12th Nov 2007, 16:40

Nr. 70! I made Nr. 70!

It's just to inviting to add another comment. I live in the US and I vacationed in Germany and France last summer. We rented VW Passat TDI station wagon with manual 6 speed and achieved 52 miles per US Gallon with 4 people, light luggage and air conditioner on at a cruising speed of 140 km/hr = 90 mph. It was fun to drive and once I took it to 225 km/h = 135 mph just to see what's in there! Audi Turbo Diesels win the Les Mans 24 hours all the time.
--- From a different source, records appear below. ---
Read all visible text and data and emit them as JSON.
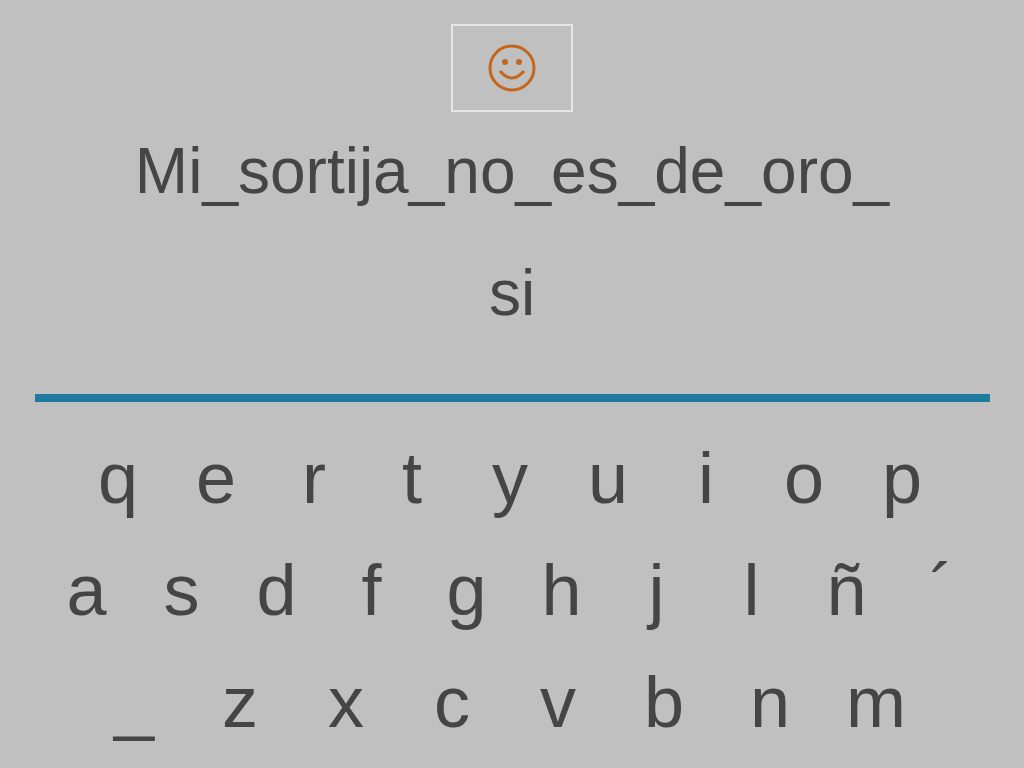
{
  "phrase": "Mi_sortija_no_es_de_oro_",
  "answer": "si",
  "keyboard": [
    [
      "q",
      "e",
      "r",
      "t",
      "y",
      "u",
      "i",
      "o",
      "p"
    ],
    [
      "a",
      "s",
      "d",
      "f",
      "g",
      "h",
      "j",
      "l",
      "ñ",
      "´"
    ],
    [
      "_",
      "z",
      "x",
      "c",
      "v",
      "b",
      "n",
      "m"
    ]
  ]
}
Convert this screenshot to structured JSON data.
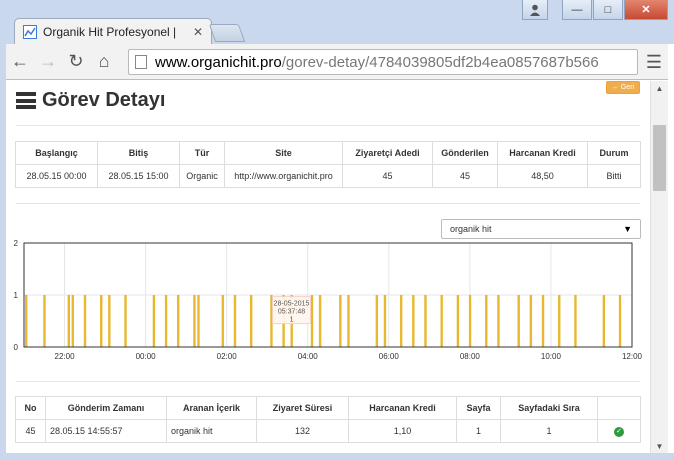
{
  "browser": {
    "tab_title": "Organik Hit Profesyonel |",
    "url_host": "www.organichit.pro",
    "url_path": "/gorev-detay/4784039805df2b4ea0857687b566"
  },
  "page": {
    "title": "Görev Detayı",
    "back_label": "Geri"
  },
  "summary": {
    "headers": [
      "Başlangıç",
      "Bitiş",
      "Tür",
      "Site",
      "Ziyaretçi Adedi",
      "Gönderilen",
      "Harcanan Kredi",
      "Durum"
    ],
    "row": [
      "28.05.15 00:00",
      "28.05.15 15:00",
      "Organic",
      "http://www.organichit.pro",
      "45",
      "45",
      "48,50",
      "Bitti"
    ]
  },
  "keyword_select": {
    "selected": "organik hit"
  },
  "chart_data": {
    "type": "bar",
    "title": "",
    "xlabel": "",
    "ylabel": "",
    "ylim": [
      0,
      2
    ],
    "y_ticks": [
      "0",
      "1",
      "2"
    ],
    "x_ticks": [
      "22:00",
      "00:00",
      "02:00",
      "04:00",
      "06:00",
      "08:00",
      "10:00",
      "12:00"
    ],
    "xlim_hours": [
      -3.0,
      12.0
    ],
    "series_color": "#e8b830",
    "bars_hours": [
      -2.95,
      -2.5,
      -1.9,
      -1.8,
      -1.5,
      -1.1,
      -0.9,
      -0.5,
      0.2,
      0.5,
      0.8,
      1.2,
      1.3,
      1.9,
      2.2,
      2.6,
      3.1,
      3.4,
      3.6,
      4.1,
      4.3,
      4.8,
      5.0,
      5.7,
      5.9,
      6.3,
      6.6,
      6.9,
      7.3,
      7.7,
      8.0,
      8.4,
      8.7,
      9.2,
      9.5,
      9.8,
      10.2,
      10.6,
      11.3,
      11.7
    ],
    "bar_value": 1,
    "tooltip": {
      "line1": "28-05-2015",
      "line2": "05:37:48",
      "line3": "1",
      "hour": 3.6
    }
  },
  "detail": {
    "headers": [
      "No",
      "Gönderim Zamanı",
      "Aranan İçerik",
      "Ziyaret Süresi",
      "Harcanan Kredi",
      "Sayfa",
      "Sayfadaki Sıra",
      ""
    ],
    "row": [
      "45",
      "28.05.15 14:55:57",
      "organik hit",
      "132",
      "1,10",
      "1",
      "1"
    ]
  },
  "colors": {
    "accent": "#f0ad4e",
    "bar": "#e8b830",
    "ok": "#2e9b3c"
  }
}
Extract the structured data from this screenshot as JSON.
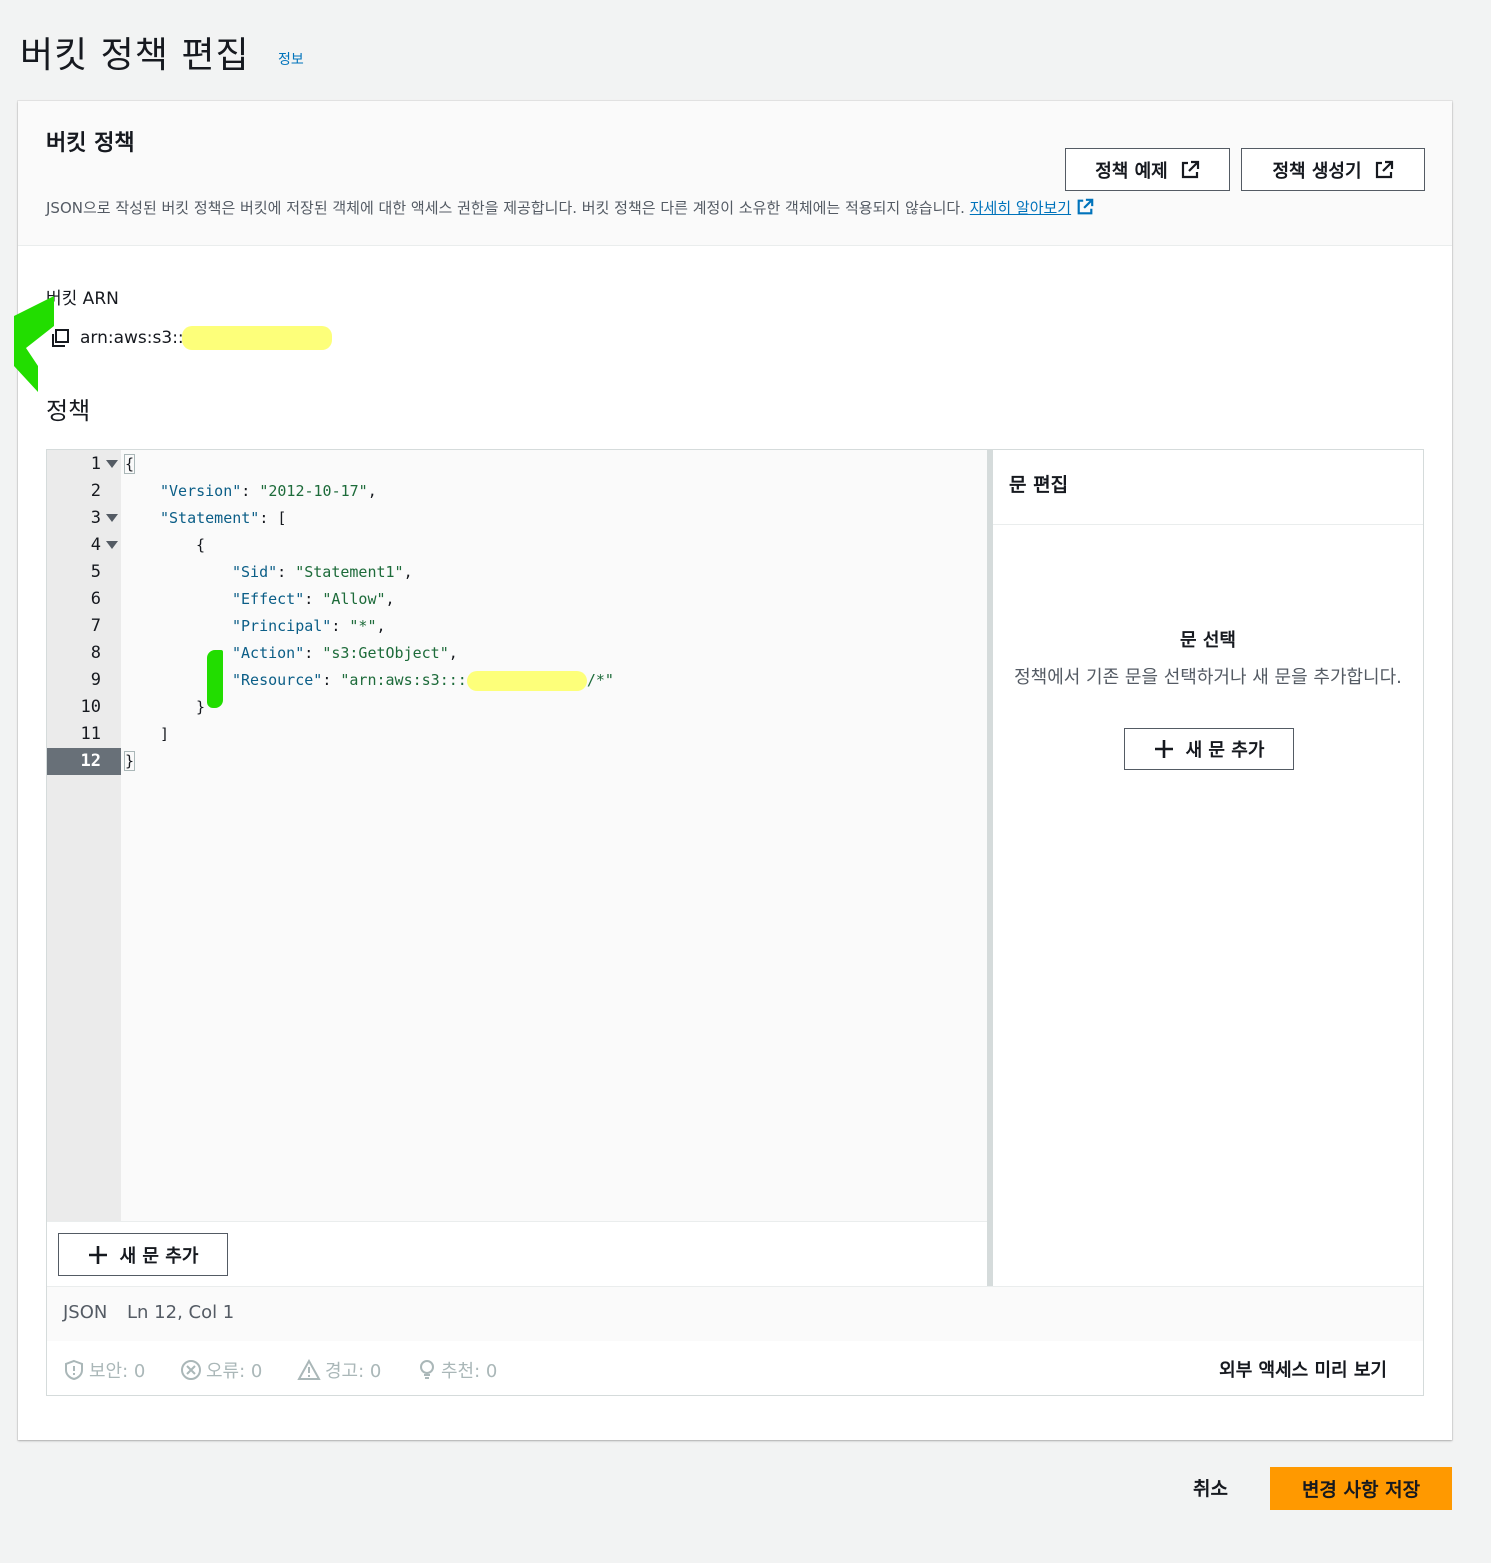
{
  "page": {
    "title": "버킷 정책 편집",
    "info_link": "정보"
  },
  "panel": {
    "title": "버킷 정책",
    "description": "JSON으로 작성된 버킷 정책은 버킷에 저장된 객체에 대한 액세스 권한을 제공합니다. 버킷 정책은 다른 계정이 소유한 객체에는 적용되지 않습니다.",
    "learn_more": "자세히 알아보기",
    "buttons": {
      "policy_examples": "정책 예제",
      "policy_generator": "정책 생성기"
    }
  },
  "arn": {
    "label": "버킷 ARN",
    "value": "arn:aws:s3::"
  },
  "policy": {
    "label": "정책",
    "line_numbers": [
      "1",
      "2",
      "3",
      "4",
      "5",
      "6",
      "7",
      "8",
      "9",
      "10",
      "11",
      "12"
    ],
    "code": {
      "l1": "{",
      "l2_key": "\"Version\"",
      "l2_sep": ": ",
      "l2_val": "\"2012-10-17\"",
      "l2_end": ",",
      "l3_key": "\"Statement\"",
      "l3_rest": ": [",
      "l4": "{",
      "l5_key": "\"Sid\"",
      "l5_sep": ": ",
      "l5_val": "\"Statement1\"",
      "l5_end": ",",
      "l6_key": "\"Effect\"",
      "l6_sep": ": ",
      "l6_val": "\"Allow\"",
      "l6_end": ",",
      "l7_key": "\"Principal\"",
      "l7_sep": ": ",
      "l7_val": "\"*\"",
      "l7_end": ",",
      "l8_key": "\"Action\"",
      "l8_sep": ": ",
      "l8_val": "\"s3:GetObject\"",
      "l8_end": ",",
      "l9_key": "\"Resource\"",
      "l9_sep": ": ",
      "l9_val_start": "\"arn:aws:s3:::",
      "l9_val_end": "/*\"",
      "l10": "}",
      "l11": "]",
      "l12": "}"
    },
    "add_statement": "새 문 추가"
  },
  "side_panel": {
    "title": "문 편집",
    "empty_title": "문 선택",
    "empty_desc": "정책에서 기존 문을 선택하거나 새 문을 추가합니다.",
    "add_statement": "새 문 추가"
  },
  "status": {
    "language": "JSON",
    "cursor": "Ln 12, Col 1"
  },
  "issues": {
    "security": "보안: 0",
    "errors": "오류: 0",
    "warnings": "경고: 0",
    "suggestions": "추천: 0",
    "preview": "외부 액세스 미리 보기"
  },
  "actions": {
    "cancel": "취소",
    "save": "변경 사항 저장"
  },
  "colors": {
    "primary": "#ff9900",
    "link": "#0073bb",
    "background": "#f2f3f3"
  }
}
Thanks, Rudolph!

13th Dec 2009, 13:17

1: When you buy a Toyota you're supporting Japan

2: I swear to god this is the ugliest car ever made

3: Expensive parts

4: $3000 dollars for new batteries, which you will probably need in 5 years

I have a 1986 Chevy Sprint that is rated at 45 mpg out of the factory, and it has no expensive batteries, the parts are dirt cheap, but it has broke down once in the 5 years I had it. At least it's made out of steel and decent quality parts. And as of now I'm having the motor and tranny overhauled just because it has 220,000 miles on it, still runs, but just having it done because I had the money. And it will cost me only $600 for the motor and $1100 dollars for the tranny. (still under the cost of new batteries for the toyota) So what are you really gaining when you buy a Prius?

People are too concerned about looks they just want a new car, when my car is basically new right now with the new motor and tranny. The body is perfect on my car, as long as I keep it clean and put a fresh coat of wax on it every once in a while, it will continue to look nice.

23rd Dec 2009, 17:41

"1: When you buy a Toyota you're supporting Japan"

- So are you. The Chevy Sprint was made for GM by Suzuki. Join the crowd.

"2: I swear to god this is the ugliest car ever made"

- The Sprint isn't what I'd call a shining example of beauty.

"3: Expensive parts"

- Not necessarily. We've had ours 8 years and all the parts (hardly any needed to date) have been inline with conventional cars.

"4: $3000 dollars for new batteries, which you will probably need in 5 years"

- Like I said. We've had ours for 8 years. No battery problems yet. The batteries in these are only charged 40-60%. Thus they get very little wear. Very few of these batteries have had to be replaced in the 10 or more years the car has been in the US.

"I have a 1986 Chevy Sprint that is rated at 45 mpg out of the factory, and it has no expensive batteries, the parts are dirt cheap."

It also has a powertrain that wouldn't meet modern emission requirements. A lot of modern cars have to have massive amounts of emission reduction components, which lowers the overall fuel economy. If your car had to meet these requirements, it would get far worse economy.